The searing weight of fear began to push down on Otis’s shoulders and chest. “Whenever a new man comes in, she puts him in this room. At first, they seem grateful—even thrilled by the accommodations. But eventually, they ask for something they don’t have. They always want more. So she says. One man insisted that fresh fruit and milk be delivered to his room every morning. Another asked for that bronze tub out there. No one’s made it more than a month before she labels them as greedy. This room and all its amenities were designed and handpicked by the ghosts of previous guests. And the reason it’s been painted black is because that’s the only color that will hide the bloodstains.
“She’s not right—in her mind,” the woodcutter said. “She’s got this mirror in her room that she talks to. And she thinks it talks back to her. But the voices are just inside her head. I know you’re expecting to leave here soon. But you need to know that she will never let that happen. She’s going to keep you here and groom you to be her husband unless she decides to kill you first.”
“She told me there was a passenger freight coming, and that I’d be on it when it left,” Otis said.
Otis stood up and ran his fingers over his forehead and through his thick hair. “I have to go. I have to leave—right now.”
“Out of the question. You leave now, and she will have you followed and killed. She controls every mode of transportation on and off the island. The only way you’re getting out of here alive is if you have outside help come get you. Even then, it’s likely a death sentence. She has eyes and ears everywhere.”
Otis sat silent for a lingering moment. “What can I do?”
“Bide your time. Don’t ask for anything. I—I’ve hidden some ink and a small book filled with blank paper under your firewood on the balcony. Once a week, someone will come by to collect your milk bottles. As long as you don’t do it every week, they won’t notice when you keep one. Write for help, stuff the paper in a bottle, and toss it as far as you can off that balcony.”
“Pray that it lands on another island.”
“Can I write one up now and send it with you?” Otis asked.
“Oh, no,” the woodcutter said. “They don’t do it often, but every once in a while they search me on the way out. I’ve helped all I can. I wish I could do more, but I’ve got my kids to think about. As I said before, she’s got eyes and ears everywhere.”
“Why are you helping me at all, then?” Otis asked.
“My father served in the Trojan War. He was too old to fight and had no business being there. But what’s right is right, he always used to say. Anyway, he suffered a large cut to his leg and probably would’ve bled to death if you hadn’t been there to wrap it in a tourniquet.”
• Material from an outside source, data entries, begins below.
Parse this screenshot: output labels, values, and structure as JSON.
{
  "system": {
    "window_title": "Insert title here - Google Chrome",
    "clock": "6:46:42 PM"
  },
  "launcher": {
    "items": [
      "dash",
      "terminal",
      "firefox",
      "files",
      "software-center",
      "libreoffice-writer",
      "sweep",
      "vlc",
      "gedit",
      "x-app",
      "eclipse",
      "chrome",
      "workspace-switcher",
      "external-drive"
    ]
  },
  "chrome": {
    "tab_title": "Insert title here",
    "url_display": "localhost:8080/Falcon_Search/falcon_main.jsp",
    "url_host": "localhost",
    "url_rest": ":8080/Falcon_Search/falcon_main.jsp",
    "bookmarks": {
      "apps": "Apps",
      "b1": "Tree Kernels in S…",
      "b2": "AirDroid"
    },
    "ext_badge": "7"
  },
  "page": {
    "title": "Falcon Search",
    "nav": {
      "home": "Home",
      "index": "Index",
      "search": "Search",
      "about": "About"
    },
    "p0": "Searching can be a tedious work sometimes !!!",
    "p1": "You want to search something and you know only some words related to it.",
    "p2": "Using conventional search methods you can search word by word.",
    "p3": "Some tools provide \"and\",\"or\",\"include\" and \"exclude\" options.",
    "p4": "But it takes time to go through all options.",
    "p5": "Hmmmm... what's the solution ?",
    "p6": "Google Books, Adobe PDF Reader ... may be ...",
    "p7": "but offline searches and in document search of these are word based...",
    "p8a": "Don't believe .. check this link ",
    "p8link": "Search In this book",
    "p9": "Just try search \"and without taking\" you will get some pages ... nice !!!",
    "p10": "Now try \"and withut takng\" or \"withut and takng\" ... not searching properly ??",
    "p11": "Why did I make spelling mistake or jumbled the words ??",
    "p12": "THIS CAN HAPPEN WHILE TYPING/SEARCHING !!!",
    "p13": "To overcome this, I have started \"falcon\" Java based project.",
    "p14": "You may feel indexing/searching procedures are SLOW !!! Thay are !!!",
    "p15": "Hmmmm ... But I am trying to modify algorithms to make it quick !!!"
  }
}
“Oh,” Otis said, surprised.
“My family and I have and always will be grateful for what you did. And I wish I could do more to help you now. But I can’t. Good luck, Otis. May the gods be with you.